The effect of breach, both as a ground for treating the contract as discharged, and as giving rise to a right of action for damages, is modified by the doctrine of waiver, so called. As has already been pointed out, in connection with waiver of express conditions the term "waiver" was used at the early law of the act of a thief, in throwing away goods in his flight. The modern law waiver is usually said to be the intentional abandonment or relinquishment of a known right.1 The term is actually used to indicate the result of a number of different combinations of fact, rather than to indicate any definite means by which such result is brought about. The result, which is called waiver, is the giving up of an existing right; and when used with reference to a breach, it means, in some cases, the giving up of the right to treat the contract as discharged because of the breach of such contract by the adversary party;2 and in other cases it means the giving up of the right to maintain an action to recover damages because of such breach by the adversary party.3 Either of these results may be reached whenever the contract, or a right of action based on the contract, is discharged by voluntary agreement;4 and accordingly such subsequent agreement is frequently spoken of as a waiver. While discharge by a new contract is frequently referred to as waiver, waiver does not necessarily rest upon the existence of a new contract; and accordingly waiver of breach as a discharge may exist without any new and additional consideration.5

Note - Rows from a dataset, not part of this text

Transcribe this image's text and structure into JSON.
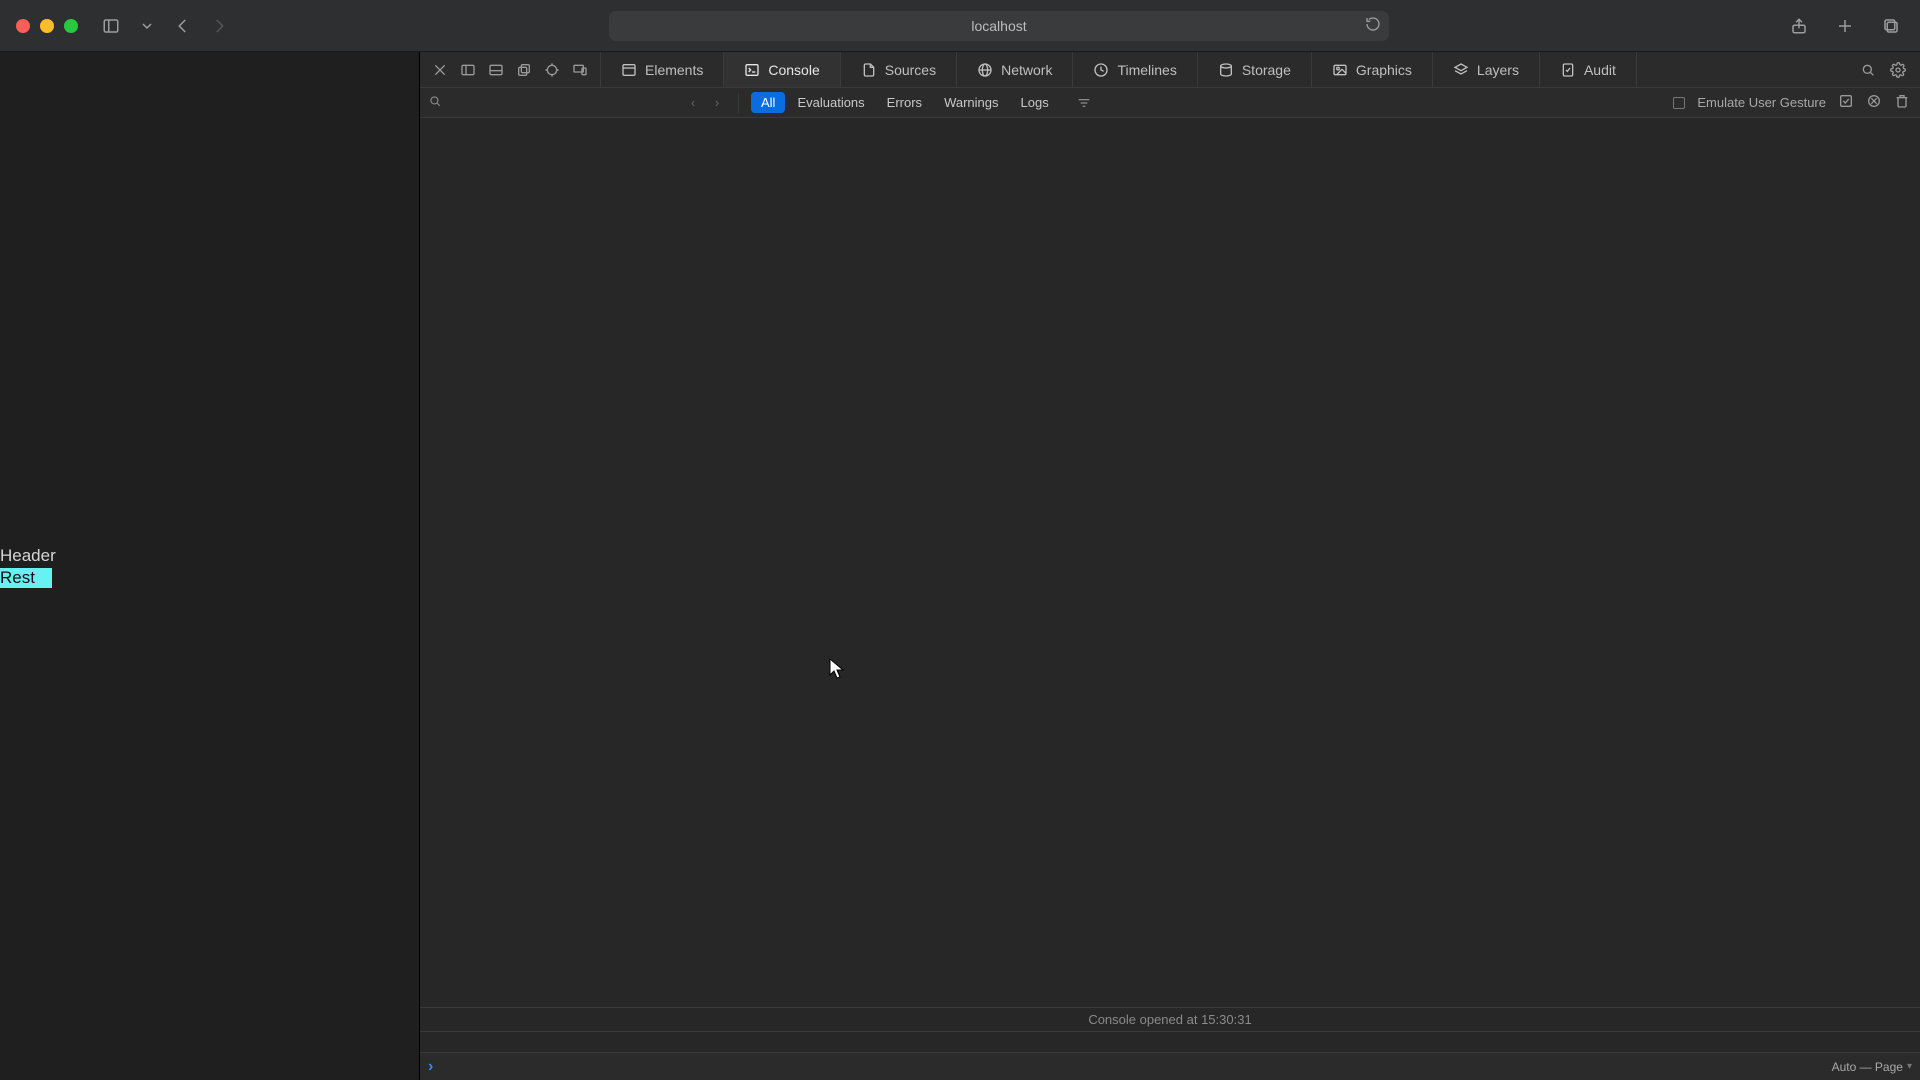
{
  "titlebar": {
    "address": "localhost"
  },
  "page": {
    "header_text": "Header",
    "rest_text": "Rest"
  },
  "devtools": {
    "tabs": {
      "elements": "Elements",
      "console": "Console",
      "sources": "Sources",
      "network": "Network",
      "timelines": "Timelines",
      "storage": "Storage",
      "graphics": "Graphics",
      "layers": "Layers",
      "audit": "Audit"
    },
    "filters": {
      "all": "All",
      "evaluations": "Evaluations",
      "errors": "Errors",
      "warnings": "Warnings",
      "logs": "Logs"
    },
    "emulate_label": "Emulate User Gesture",
    "console_opened_text": "Console opened at 15:30:31",
    "exec_context": "Auto — Page"
  }
}
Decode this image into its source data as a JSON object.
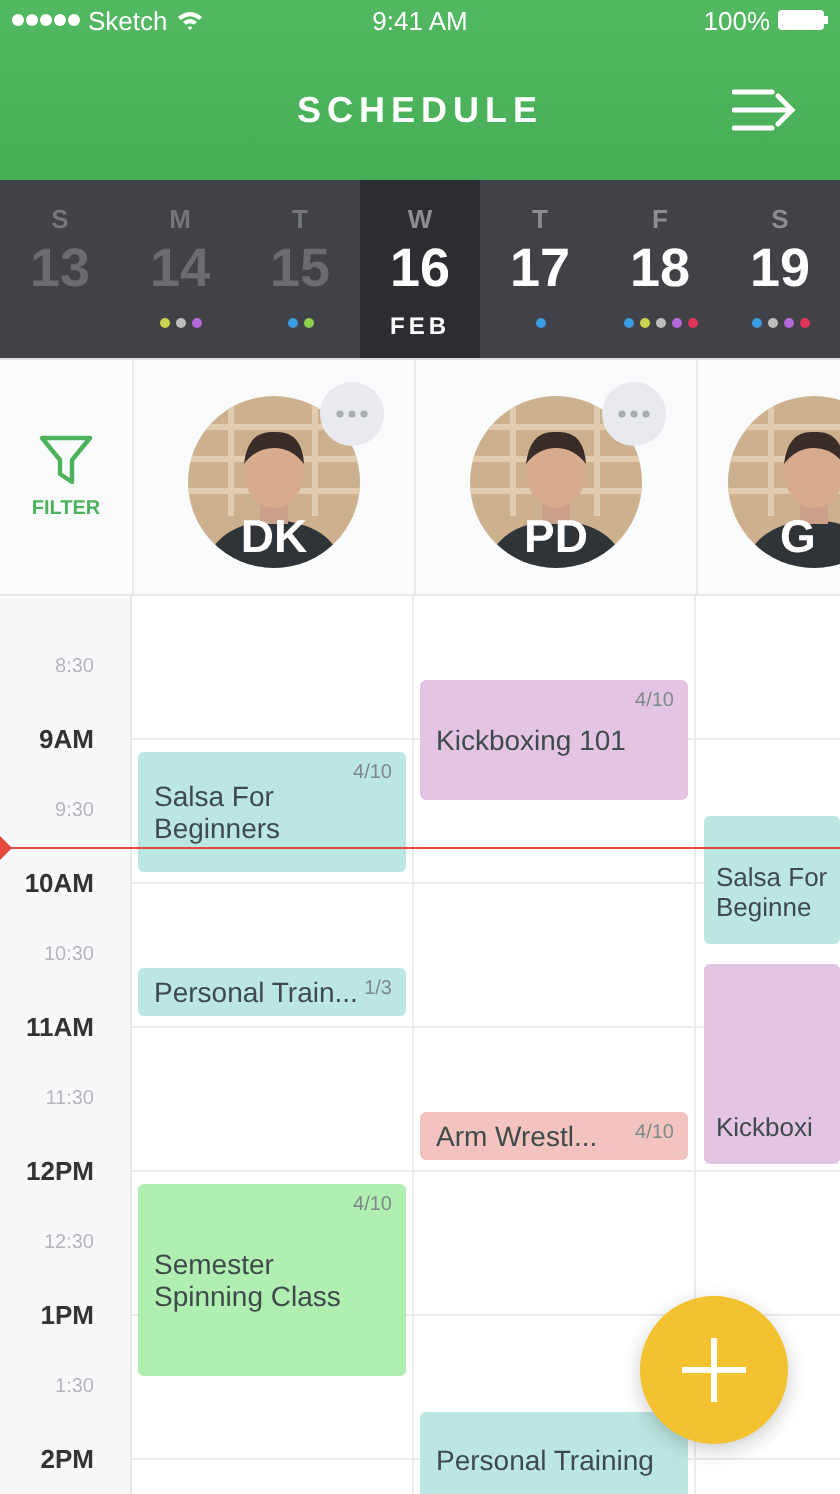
{
  "status_bar": {
    "carrier": "Sketch",
    "time": "9:41 AM",
    "battery": "100%"
  },
  "header": {
    "title": "SCHEDULE"
  },
  "days": [
    {
      "weekday": "S",
      "date": "13",
      "past": true,
      "selected": false
    },
    {
      "weekday": "M",
      "date": "14",
      "past": true,
      "selected": false,
      "dots": [
        {
          "color": "#c8d54c"
        },
        {
          "color": "#bcbcbc"
        },
        {
          "color": "#b46ad9"
        }
      ]
    },
    {
      "weekday": "T",
      "date": "15",
      "past": true,
      "selected": false,
      "dots": [
        {
          "color": "#3a9be0"
        },
        {
          "color": "#8fd14f"
        }
      ]
    },
    {
      "weekday": "W",
      "date": "16",
      "month": "FEB",
      "past": false,
      "selected": true
    },
    {
      "weekday": "T",
      "date": "17",
      "past": false,
      "selected": false,
      "dots": [
        {
          "color": "#3a9be0"
        }
      ]
    },
    {
      "weekday": "F",
      "date": "18",
      "past": false,
      "selected": false,
      "dots": [
        {
          "color": "#3a9be0"
        },
        {
          "color": "#c8d54c"
        },
        {
          "color": "#bcbcbc"
        },
        {
          "color": "#b46ad9"
        },
        {
          "color": "#e0355a"
        }
      ]
    },
    {
      "weekday": "S",
      "date": "19",
      "past": false,
      "selected": false,
      "dots": [
        {
          "color": "#3a9be0"
        },
        {
          "color": "#bcbcbc"
        },
        {
          "color": "#b46ad9"
        },
        {
          "color": "#e0355a"
        }
      ]
    }
  ],
  "filter": {
    "label": "FILTER"
  },
  "times": [
    {
      "label": "8:30",
      "kind": "half"
    },
    {
      "label": "9AM",
      "kind": "hour"
    },
    {
      "label": "9:30",
      "kind": "half"
    },
    {
      "label": "10AM",
      "kind": "hour"
    },
    {
      "label": "10:30",
      "kind": "half"
    },
    {
      "label": "11AM",
      "kind": "hour"
    },
    {
      "label": "11:30",
      "kind": "half"
    },
    {
      "label": "12PM",
      "kind": "hour"
    },
    {
      "label": "12:30",
      "kind": "half"
    },
    {
      "label": "1PM",
      "kind": "hour"
    },
    {
      "label": "1:30",
      "kind": "half"
    },
    {
      "label": "2PM",
      "kind": "hour"
    }
  ],
  "now_marker": true,
  "instructors": [
    {
      "initials": "DK",
      "has_menu": true,
      "events": [
        {
          "title": "Salsa For Beginners",
          "count": "4/10",
          "color": "#bce6e2"
        },
        {
          "title": "Personal Train...",
          "count": "1/3",
          "color": "#bce6e2"
        },
        {
          "title": "Semester Spinning Class",
          "count": "4/10",
          "color": "#b0eeb2"
        }
      ]
    },
    {
      "initials": "PD",
      "has_menu": true,
      "events": [
        {
          "title": "Kickboxing 101",
          "count": "4/10",
          "color": "#e3c5e3"
        },
        {
          "title": "Arm Wrestl...",
          "count": "4/10",
          "color": "#f2c3bf"
        },
        {
          "title": "Personal Training",
          "color": "#bce6e2"
        }
      ]
    },
    {
      "initials": "G",
      "events": [
        {
          "title": "Salsa For Beginne",
          "color": "#bce6e2"
        },
        {
          "title": "Kickboxi",
          "color": "#e3c5e3"
        }
      ]
    }
  ]
}
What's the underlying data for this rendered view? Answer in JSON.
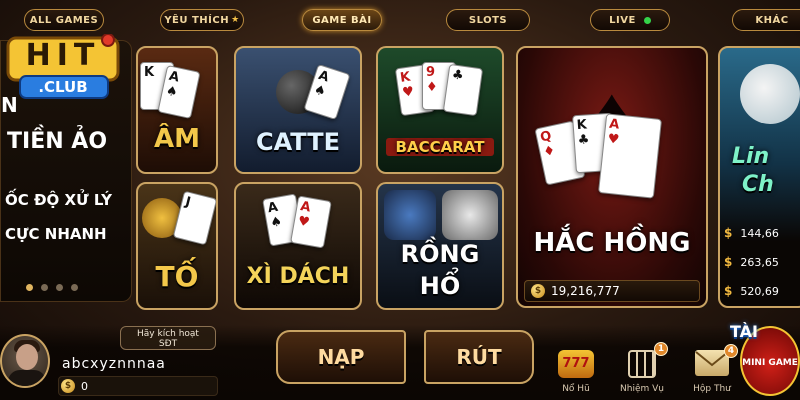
{
  "tabs": [
    {
      "id": "all",
      "label": "ALL GAMES"
    },
    {
      "id": "favorite",
      "label": "YÊU THÍCH"
    },
    {
      "id": "card",
      "label": "GAME BÀI"
    },
    {
      "id": "slots",
      "label": "SLOTS"
    },
    {
      "id": "live",
      "label": "LIVE"
    },
    {
      "id": "other",
      "label": "KHÁC"
    }
  ],
  "active_tab": "card",
  "promo": {
    "logo_top": "HIT",
    "logo_bottom": ".CLUB",
    "line1": "N",
    "line2": "TIỀN ẢO",
    "line3": "ỐC ĐỘ XỬ LÝ",
    "line4": "CỰC NHANH"
  },
  "games": {
    "tien_len": "ÂM",
    "catte": "CATTE",
    "baccarat": "BACCARAT",
    "hac_hong": "HẮC HỒNG",
    "hac_hong_jackpot": "19,216,777",
    "mau_binh": "TỐ",
    "xi_dach": "XÌ DÁCH",
    "rong_ho_line1": "RỒNG",
    "rong_ho_line2": "HỔ",
    "lucky_line1": "Lin",
    "lucky_line2": "Ch"
  },
  "jackpots": [
    "144,66",
    "263,65",
    "520,69"
  ],
  "currency_symbol": "$",
  "user": {
    "activate_line1": "Hãy kích hoạt",
    "activate_line2": "SĐT",
    "username": "abcxyznnnaa",
    "balance": "0"
  },
  "actions": {
    "deposit": "NẠP",
    "withdraw": "RÚT"
  },
  "bottom_icons": {
    "jackpot_label": "Nổ Hũ",
    "missions_label": "Nhiệm Vụ",
    "missions_badge": "1",
    "mail_label": "Hộp Thư",
    "mail_badge": "4",
    "mini_game_top": "TÀI",
    "mini_game_label": "MINI GAME"
  },
  "colors": {
    "gold": "#c9a363",
    "live_dot": "#34d34a",
    "badge": "#e0872a"
  }
}
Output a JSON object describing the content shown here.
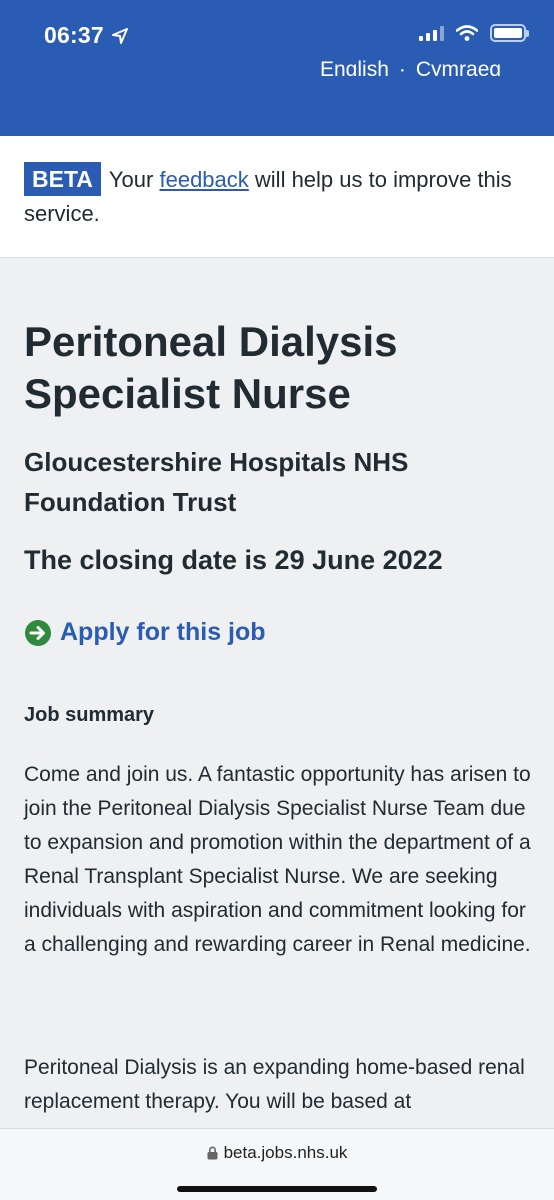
{
  "status_bar": {
    "time": "06:37"
  },
  "header": {
    "lang_english": "English",
    "lang_separator": "·",
    "lang_welsh": "Cymraeg"
  },
  "beta_banner": {
    "tag": "BETA",
    "text_before": "Your",
    "link": "feedback",
    "text_after": "will help us to improve this service."
  },
  "job": {
    "title": "Peritoneal Dialysis Specialist Nurse",
    "employer": "Gloucestershire Hospitals NHS Foundation Trust",
    "closing_date": "The closing date is 29 June 2022",
    "apply_label": "Apply for this job",
    "summary_heading": "Job summary",
    "summary_p1": "Come and join us. A fantastic opportunity has arisen to join the Peritoneal Dialysis Specialist Nurse Team due to expansion and promotion within the department of a Renal Transplant Specialist Nurse. We are seeking individuals with aspiration and commitment looking for a challenging and rewarding career in Renal medicine.",
    "summary_p2": "Peritoneal Dialysis is an expanding home-based renal replacement therapy. You will be based at"
  },
  "browser": {
    "url": "beta.jobs.nhs.uk"
  },
  "colors": {
    "nhs_blue": "#2a5cb3",
    "apply_green": "#2f8a3e",
    "text": "#212b32",
    "background": "#eef0f2"
  },
  "icons": [
    "location-arrow-icon",
    "signal-icon",
    "wifi-icon",
    "battery-icon",
    "arrow-right-circle-icon",
    "lock-icon"
  ]
}
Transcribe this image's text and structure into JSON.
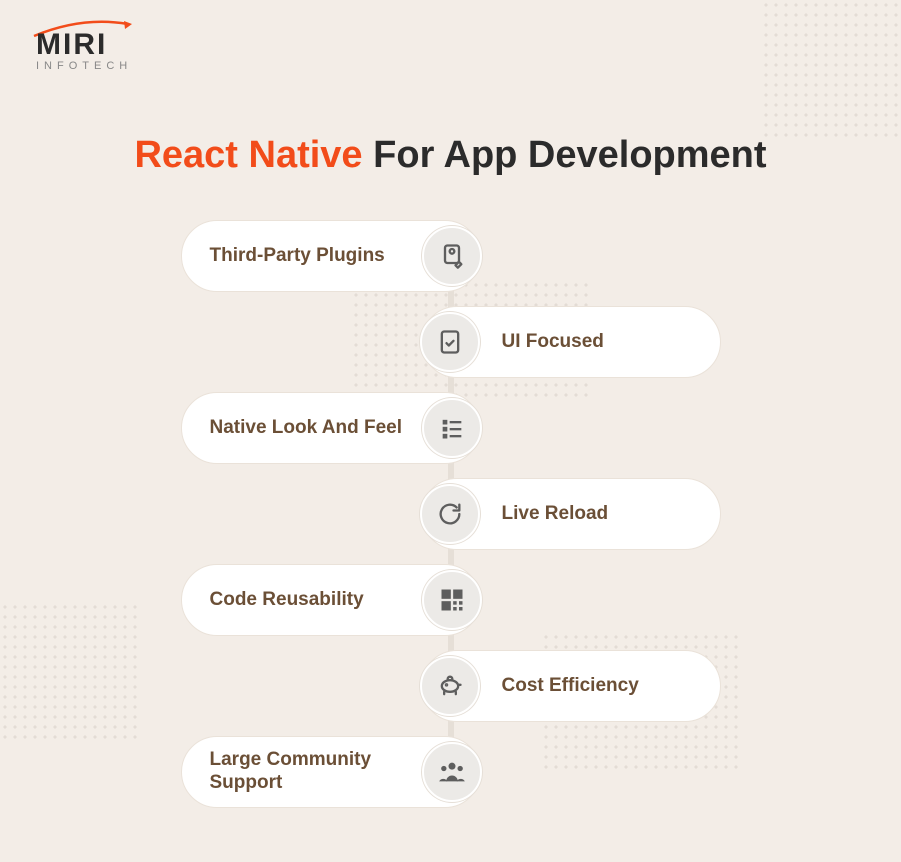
{
  "logo": {
    "name": "MIRI",
    "subtitle": "INFOTECH"
  },
  "title": {
    "accent": "React Native",
    "rest": "For App Development"
  },
  "items": [
    {
      "label": "Third-Party Plugins",
      "side": "left",
      "icon": "plugins-icon"
    },
    {
      "label": "UI Focused",
      "side": "right",
      "icon": "ui-icon"
    },
    {
      "label": "Native Look And Feel",
      "side": "left",
      "icon": "list-icon"
    },
    {
      "label": "Live Reload",
      "side": "right",
      "icon": "reload-icon"
    },
    {
      "label": "Code Reusability",
      "side": "left",
      "icon": "qr-icon"
    },
    {
      "label": "Cost Efficiency",
      "side": "right",
      "icon": "piggy-icon"
    },
    {
      "label": "Large Community Support",
      "side": "left",
      "icon": "users-icon"
    }
  ]
}
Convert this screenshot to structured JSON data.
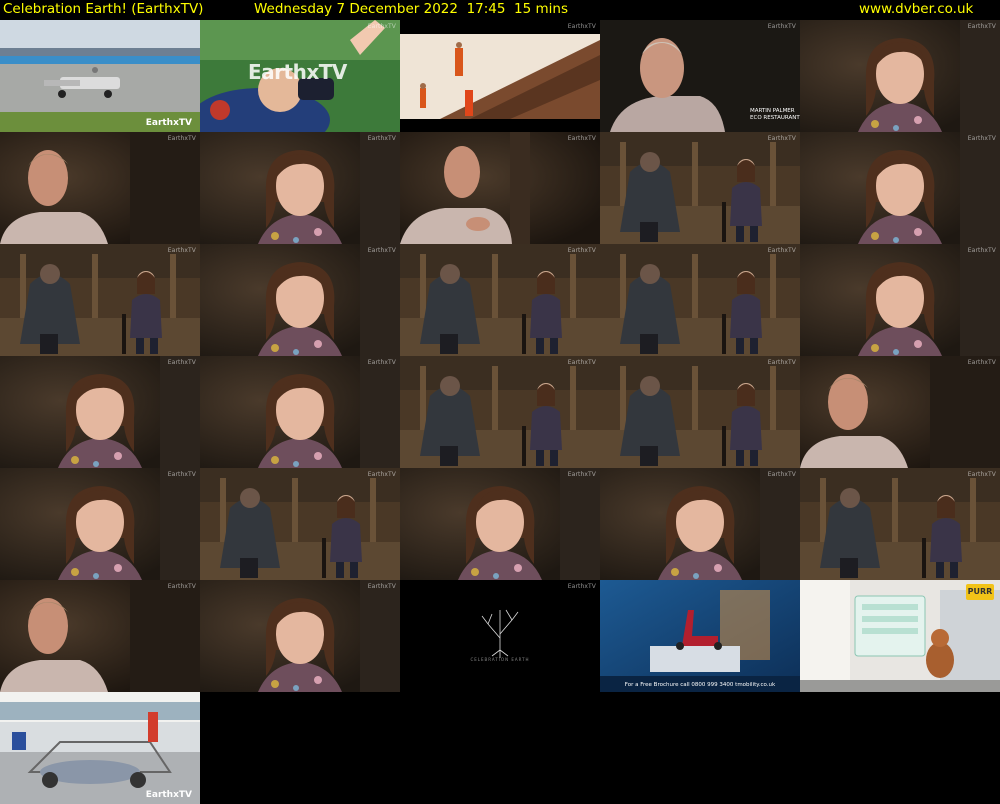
{
  "header": {
    "title": "Celebration Earth! (EarthxTV)",
    "datetime": "Wednesday 7 December 2022  17:45  15 mins",
    "site": "www.dvber.co.uk"
  },
  "thumbnails": [
    {
      "scene": "solar-car-race",
      "logo": "EarthxTV"
    },
    {
      "scene": "child-vr-headset",
      "overlay": "EarthxTV",
      "logo": "EarthxTV"
    },
    {
      "scene": "monks-thatched-roof",
      "logo": "EarthxTV"
    },
    {
      "scene": "older-man-interview",
      "logo": "EarthxTV",
      "caption_line1": "MARTIN PALMER",
      "caption_line2": "ECO RESTAURANT"
    },
    {
      "scene": "woman-interview",
      "logo": "EarthxTV"
    },
    {
      "scene": "older-man-closeup",
      "logo": "EarthxTV"
    },
    {
      "scene": "woman-interview",
      "logo": "EarthxTV"
    },
    {
      "scene": "older-man-gesturing",
      "logo": "EarthxTV"
    },
    {
      "scene": "two-seated-wide",
      "logo": "EarthxTV"
    },
    {
      "scene": "woman-interview",
      "logo": "EarthxTV"
    },
    {
      "scene": "two-seated-wide",
      "logo": "EarthxTV"
    },
    {
      "scene": "woman-interview",
      "logo": "EarthxTV"
    },
    {
      "scene": "two-seated-wide",
      "logo": "EarthxTV"
    },
    {
      "scene": "two-seated-wide",
      "logo": "EarthxTV"
    },
    {
      "scene": "woman-interview",
      "logo": "EarthxTV"
    },
    {
      "scene": "woman-interview",
      "logo": "EarthxTV"
    },
    {
      "scene": "woman-interview",
      "logo": "EarthxTV"
    },
    {
      "scene": "two-seated-wide",
      "logo": "EarthxTV"
    },
    {
      "scene": "two-seated-wide",
      "logo": "EarthxTV"
    },
    {
      "scene": "older-man-closeup",
      "logo": "EarthxTV"
    },
    {
      "scene": "woman-interview",
      "logo": "EarthxTV"
    },
    {
      "scene": "two-seated-wide",
      "logo": "EarthxTV"
    },
    {
      "scene": "woman-interview",
      "logo": "EarthxTV"
    },
    {
      "scene": "woman-interview",
      "logo": "EarthxTV"
    },
    {
      "scene": "two-seated-wide",
      "logo": "EarthxTV"
    },
    {
      "scene": "older-man-closeup",
      "logo": "EarthxTV"
    },
    {
      "scene": "woman-interview",
      "logo": "EarthxTV"
    },
    {
      "scene": "tree-logo",
      "logo": "EarthxTV",
      "tree_caption": "CELEBRATION EARTH"
    },
    {
      "scene": "mobility-scooter-ad",
      "promo": "For a Free Brochure call 0800 999 3400  tmobility.co.uk"
    },
    {
      "scene": "purr-dog-ad",
      "badge": "PURR"
    },
    {
      "scene": "workshop-car",
      "logo": "EarthxTV"
    }
  ],
  "colors": {
    "header_text": "#ffff00",
    "background": "#000000"
  }
}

12 Peck v. Kansas City Metal Roofing & Corrugating Co., 96 Mo. App. 212, 70 S. W. 169; Ward v. American Health Food Co., 119 Wis. 12, 96 N. W. 388.

13 International Text-book Co. v. Jones, 166 Mich. 86, 131 N. W. 98.

14 Kinney v. Philadelphia Watch Case Co., 76 N. J. L. 735, 71 Atl. 269; Thompson Mfg. Co. v. Gunderson, 106

Wis. 449, 49 L. R. A. 859, 82 N. W. 299.

15 Milwaukee Boiler Co. v. Duncan, 87 Wis. 120, 41 Am. St. Rep. 33, 53 N. W. 232.

16 Kinney v. Philadelphia Watch Case Co., 76 N. J. L. 735, 71 Atl. 269.

17 McGregor v. Ross, 96 Mich. 103, 55 N. W. 658.

18 McGregor v. Ross, 96 Mich. 103, 55 N. W. 658.

If the party who is not in default has induced the adversary party to continue performance, or otherwise to alter his position, in reliance upon the continued recognition of the existence of such contract by the party who is not in default, the party who is not in default is not permitted to alter his position, and to claim that the contract is discharged, after the party originally in default has altered his position as by continuing performance of such contract.6 This result is frequently explained upon the theory of estoppel; and it has accordingly been said that waiver exists only where there is a valid new contract, whether under seal or upon a valuable consideration, or where there is estoppel.7 At the same time, as in the case of the waiver of express conditions,8 waiver of breach of a covenant is recognized in some jurisdictions in cases in which there is neither a new contract nor an estoppel.9

1 Waiver is "the intentional relinquishment of a known right." Griffith v. Newell, 69 S. Car. 300, 48 S. E. 259 [citing, Grocery Co. v. Moore, 63 S. Car. 184, 41 S. E. 88].

"Waiver is the voluntary abandonment or relinquishment by a party of some right or advantage." Draper v. Oswego County Fire Relief Association, 190 N. Y. 12, 82 N. E. 756 [quoted in Clark v. West, 193 N. Y. 349, 86 N. E. 1].

2 See Sec. 3038 et seq. 3 See Sec. 3062 et seq.

4 See Sec. 2446 et seq.

5 Mahaska County State Bank v. Crist, 87 la. 415, 54 N. W. 450.

6 Elgar v. Newhall, - Mass. -, 126 N. E. 661.

See Sec. 3040 et seq.

7 "Unless a waiver is under seal, or arises from conduct creating an estoppel, it must be supported by an agreement founded upon a valuable consideration." Frankfurt-Barnett Co. v. Prym Co., 237 Fed. 21, L. R. A. 1918A, 602 [citing, Emerson v. Slater, 63 U S. (22 How.) 29,16 L. ed. 360; Hastings v. Lovejoy, 140 Mass. 2C1, 54 Am. Rep. 462, 2 N. E. 776; Underwood v. Farmers' Joint Stock Ins. Co., 57 N. Y. 500; Atlantic Coast Line R. Co. v. Bryan, 109 Va. 523, 65 S. E. 30].

A waiver which is conditioned upon the happening of some future event is inoperative if such condition is broken.10